> [Your goal]: Your answer should be the complete data, copied exactly.

Entries supplied START

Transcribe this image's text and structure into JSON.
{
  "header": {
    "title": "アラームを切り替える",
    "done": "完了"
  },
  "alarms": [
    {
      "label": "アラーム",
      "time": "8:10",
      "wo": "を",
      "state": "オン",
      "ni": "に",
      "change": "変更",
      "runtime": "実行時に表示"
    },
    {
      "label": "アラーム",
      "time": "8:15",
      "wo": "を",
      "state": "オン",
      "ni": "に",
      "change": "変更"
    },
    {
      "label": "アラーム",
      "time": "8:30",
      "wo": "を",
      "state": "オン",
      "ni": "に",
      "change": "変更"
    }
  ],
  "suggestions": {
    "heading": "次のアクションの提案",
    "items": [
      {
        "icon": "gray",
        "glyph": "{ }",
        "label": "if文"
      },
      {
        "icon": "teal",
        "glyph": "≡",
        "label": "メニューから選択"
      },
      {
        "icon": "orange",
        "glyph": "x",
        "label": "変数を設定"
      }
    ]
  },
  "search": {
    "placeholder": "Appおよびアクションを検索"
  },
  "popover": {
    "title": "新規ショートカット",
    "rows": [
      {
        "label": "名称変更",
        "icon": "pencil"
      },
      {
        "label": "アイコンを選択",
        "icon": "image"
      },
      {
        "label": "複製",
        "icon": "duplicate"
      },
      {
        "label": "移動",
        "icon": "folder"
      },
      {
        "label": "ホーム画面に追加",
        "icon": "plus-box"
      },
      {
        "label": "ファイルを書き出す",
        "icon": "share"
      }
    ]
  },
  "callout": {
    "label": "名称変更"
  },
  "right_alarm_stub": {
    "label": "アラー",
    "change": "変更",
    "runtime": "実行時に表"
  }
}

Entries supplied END

> [Answer]:
Transcribe this image's text and structure into JSON.
{
  "header": {
    "title": "アラームを切り替える",
    "done": "完了"
  },
  "alarms": [
    {
      "label": "アラーム",
      "time": "8:10",
      "wo": "を",
      "state": "オン",
      "ni": "に",
      "change": "変更",
      "runtime": "実行時に表示"
    },
    {
      "label": "アラーム",
      "time": "8:15",
      "wo": "を",
      "state": "オン",
      "ni": "に",
      "change": "変更"
    },
    {
      "label": "アラーム",
      "time": "8:30",
      "wo": "を",
      "state": "オン",
      "ni": "に",
      "change": "変更"
    }
  ],
  "suggestions": {
    "heading": "次のアクションの提案",
    "items": [
      {
        "icon": "gray",
        "glyph": "{ }",
        "label": "if文"
      },
      {
        "icon": "teal",
        "glyph": "≡",
        "label": "メニューから選択"
      },
      {
        "icon": "orange",
        "glyph": "x",
        "label": "変数を設定"
      }
    ]
  },
  "search": {
    "placeholder": "Appおよびアクションを検索"
  },
  "popover": {
    "title": "新規ショートカット",
    "rows": [
      {
        "label": "名称変更",
        "icon": "pencil"
      },
      {
        "label": "アイコンを選択",
        "icon": "image"
      },
      {
        "label": "複製",
        "icon": "duplicate"
      },
      {
        "label": "移動",
        "icon": "folder"
      },
      {
        "label": "ホーム画面に追加",
        "icon": "plus-box"
      },
      {
        "label": "ファイルを書き出す",
        "icon": "share"
      }
    ]
  },
  "callout": {
    "label": "名称変更"
  },
  "right_alarm_stub": {
    "label": "アラー",
    "change": "変更",
    "runtime": "実行時に表"
  }
}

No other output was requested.